It is around 4:30 on a freezing morning in early March. The boxes, enough to fill seven train carriages, mostly contain power banks, personal hygiene items, children's clothes, towels, bed clothes, and sleeping bags – anything that might come in handy in Ukraine, a country that has been suddenly and violently plunged into a brutal war. The train will also carry four tons of vital medical supplies for the hospital in Lviv.
The group of volunteers from Railways Helps, a Czech initiative that has stepped in to help organize and distribute donated material for delivery across the border in Ukraine, is headed by Albert Fikacek, who runs a transport company.
Fikacek, who has dispatched train carriages to help with previous humanitarian disasters like the tornado that struck South Moravia last summer, jumped into action as soon as the invasion was launched, sending a set of seven wagons to help efforts in war-torn Ukraine.
In one direction, in addition to our group of journalists and volunteers, the train will carry humanitarian aid, and in the other, the volunteers hope to bring people fleeing Russian bombs to the Czech Republic. At least, that is the plan.

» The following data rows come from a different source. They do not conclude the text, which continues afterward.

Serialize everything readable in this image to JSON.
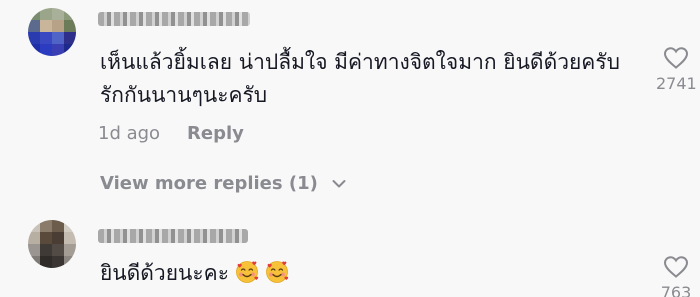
{
  "comments": [
    {
      "text_lines": [
        "เห็นแล้วยิ้มเลย น่าปลื้มใจ มีค่าทางจิตใจมาก ยินดีด้วยครับ",
        "รักกันนานๆนะครับ"
      ],
      "time": "1d ago",
      "reply_label": "Reply",
      "likes": "2741",
      "avatar_icon": "avatar-pixelated"
    },
    {
      "text": "ยินดีด้วยนะคะ",
      "emojis": [
        "smiling-face-with-hearts",
        "smiling-face-with-hearts"
      ],
      "likes": "763",
      "avatar_icon": "avatar-pixelated"
    }
  ],
  "view_more_replies": "View more replies (1)",
  "icons": {
    "like": "heart-outline-icon",
    "expand": "chevron-down-icon"
  },
  "colors": {
    "background": "#f8f8f8",
    "text": "#161823",
    "secondary": "#8a8b91"
  }
}
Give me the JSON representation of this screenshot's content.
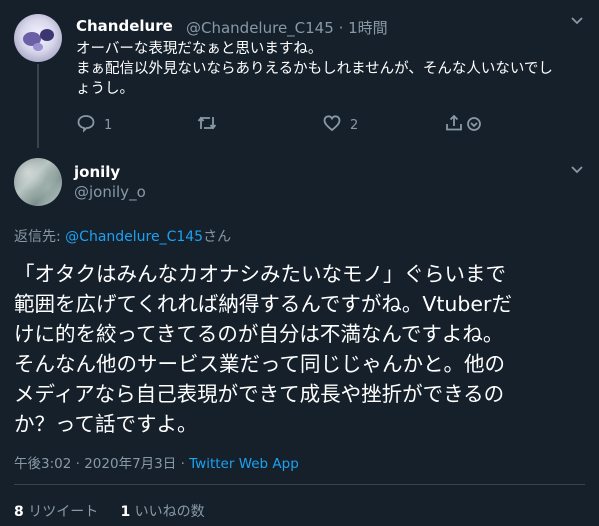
{
  "parent_tweet": {
    "display_name": "Chandelure",
    "handle": "@Chandelure_C145",
    "separator": "·",
    "time_ago": "1時間",
    "text": "オーバーな表現だなぁと思いますね。\nまぁ配信以外見ないならありえるかもしれませんが、そんな人いないでし\nょうし。",
    "reply_count": "1",
    "like_count": "2",
    "icons": [
      "reply-icon",
      "retweet-icon",
      "like-icon",
      "share-icon",
      "chevron-down-icon"
    ]
  },
  "main_tweet": {
    "display_name": "jonily",
    "handle": "@jonily_o",
    "reply_prefix": "返信先: ",
    "reply_to": "@Chandelure_C145",
    "reply_suffix": "さん",
    "text": "「オタクはみんなカオナシみたいなモノ」ぐらいまで\n範囲を広げてくれれば納得するんですがね。Vtuberだ\nけに的を絞ってきてるのが自分は不満なんですよね。\nそんなん他のサービス業だって同じじゃんかと。他の\nメディアなら自己表現ができて成長や挫折ができるの\nか？って話ですよ。",
    "time": "午後3:02",
    "dot": "·",
    "date": "2020年7月3日",
    "source": "Twitter Web App",
    "retweet_count": "8",
    "retweet_label": "リツイート",
    "like_count": "1",
    "like_label": "いいねの数"
  },
  "colors": {
    "background": "#15202b",
    "text": "#ffffff",
    "muted": "#8899a6",
    "accent": "#1da1f2",
    "divider": "#38444d"
  }
}
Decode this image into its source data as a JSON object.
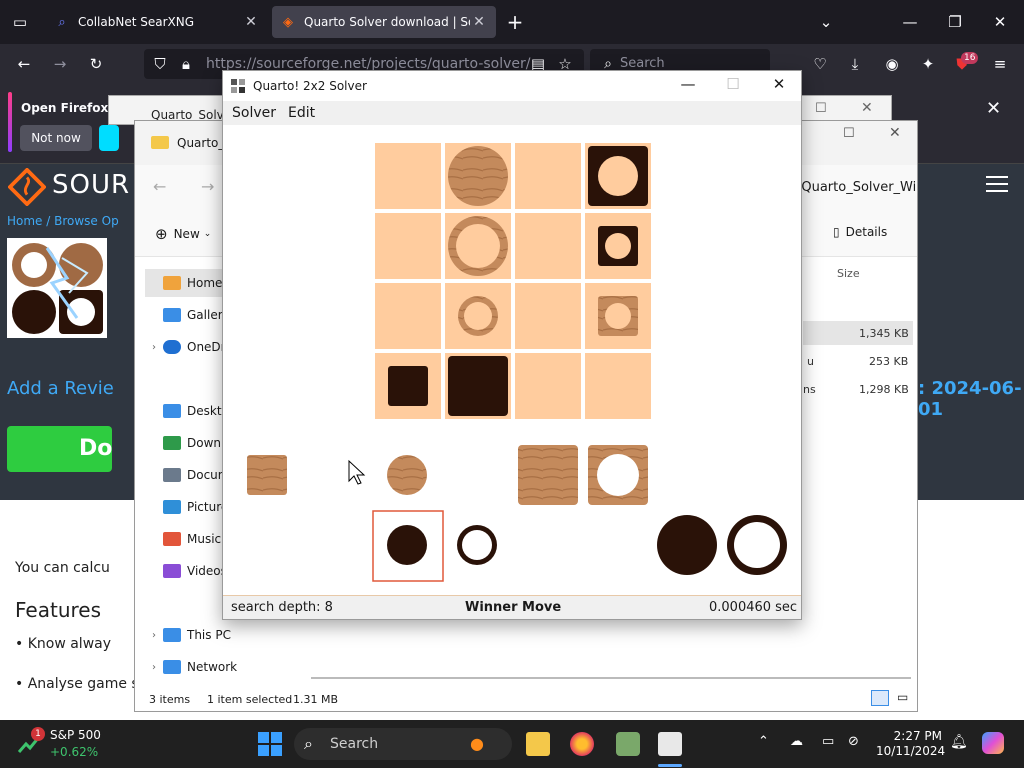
{
  "browser": {
    "tabs": [
      {
        "label": "CollabNet SearXNG",
        "active": false
      },
      {
        "label": "Quarto Solver download | Sourc",
        "active": true
      }
    ],
    "url": "https://sourceforge.net/projects/quarto-solver/",
    "search_placeholder": "Search",
    "extension_badge": "16",
    "notice": {
      "title": "Open Firefox ev",
      "not_now": "Not now"
    }
  },
  "sourceforge": {
    "brand": "SOUR",
    "breadcrumb": "Home / Browse Op",
    "add_review": "Add a Revie",
    "download_label": "Do",
    "updated_date": ": 2024-06-01",
    "text_calc": "You can calcu",
    "features": "Features",
    "bullet1": "• Know alway",
    "bullet2": "• Analyse game s",
    "items_count_partial": "3 i"
  },
  "background_windows": {
    "quarto_title": "Quarto_Solve",
    "explorer_title": "Quarto_",
    "explorer_heading": "n Quarto_Solver_Wi",
    "new_label": "New",
    "details_label": "Details",
    "size_header": "Size",
    "sidebar": [
      {
        "label": "Home",
        "icon": "home-icon",
        "color": "#f0a33c",
        "selected": true
      },
      {
        "label": "Gallery",
        "icon": "gallery-icon",
        "color": "#3a8ee6",
        "selected": false
      },
      {
        "label": "OneDrive",
        "icon": "cloud-icon",
        "color": "#1f6fd1",
        "selected": false
      },
      {
        "label": "Desktop",
        "icon": "desktop-icon",
        "color": "#3a8ee6",
        "selected": false
      },
      {
        "label": "Downloads",
        "icon": "download-icon",
        "color": "#2e9a4a",
        "selected": false
      },
      {
        "label": "Documents",
        "icon": "document-icon",
        "color": "#6b7a8c",
        "selected": false
      },
      {
        "label": "Pictures",
        "icon": "pictures-icon",
        "color": "#2f8fd8",
        "selected": false
      },
      {
        "label": "Music",
        "icon": "music-icon",
        "color": "#e2553a",
        "selected": false
      },
      {
        "label": "Videos",
        "icon": "video-icon",
        "color": "#8a4dd6",
        "selected": false
      },
      {
        "label": "This PC",
        "icon": "pc-icon",
        "color": "#3a8ee6",
        "selected": false
      },
      {
        "label": "Network",
        "icon": "network-icon",
        "color": "#3a8ee6",
        "selected": false
      }
    ],
    "files": [
      {
        "size": "1,345 KB",
        "type_partial": ""
      },
      {
        "size": "253 KB",
        "type_partial": "u"
      },
      {
        "size": "1,298 KB",
        "type_partial": "ns"
      }
    ],
    "status": {
      "items": "3 items",
      "selected": "1 item selected",
      "size": "1.31 MB"
    }
  },
  "quarto": {
    "title": "Quarto! 2x2 Solver",
    "menu": [
      "Solver",
      "Edit"
    ],
    "board_colors": {
      "cell": "#ffcc9e",
      "light_piece": "#c48a5c",
      "dark_piece": "#2a1208",
      "highlight": "#e0593a"
    },
    "status": {
      "depth": "search depth: 8",
      "result": "Winner Move",
      "time": "0.000460 sec"
    }
  },
  "taskbar": {
    "stock_name": "S&P 500",
    "stock_change": "+0.62%",
    "stock_badge": "1",
    "search_placeholder": "Search",
    "time": "2:27 PM",
    "date": "10/11/2024"
  }
}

“The activity I'm trying to generate is one way of dealing with the negative emotions that the whole situation brings out in me. It's a way for me to cope with the crisis,” Fikacek says.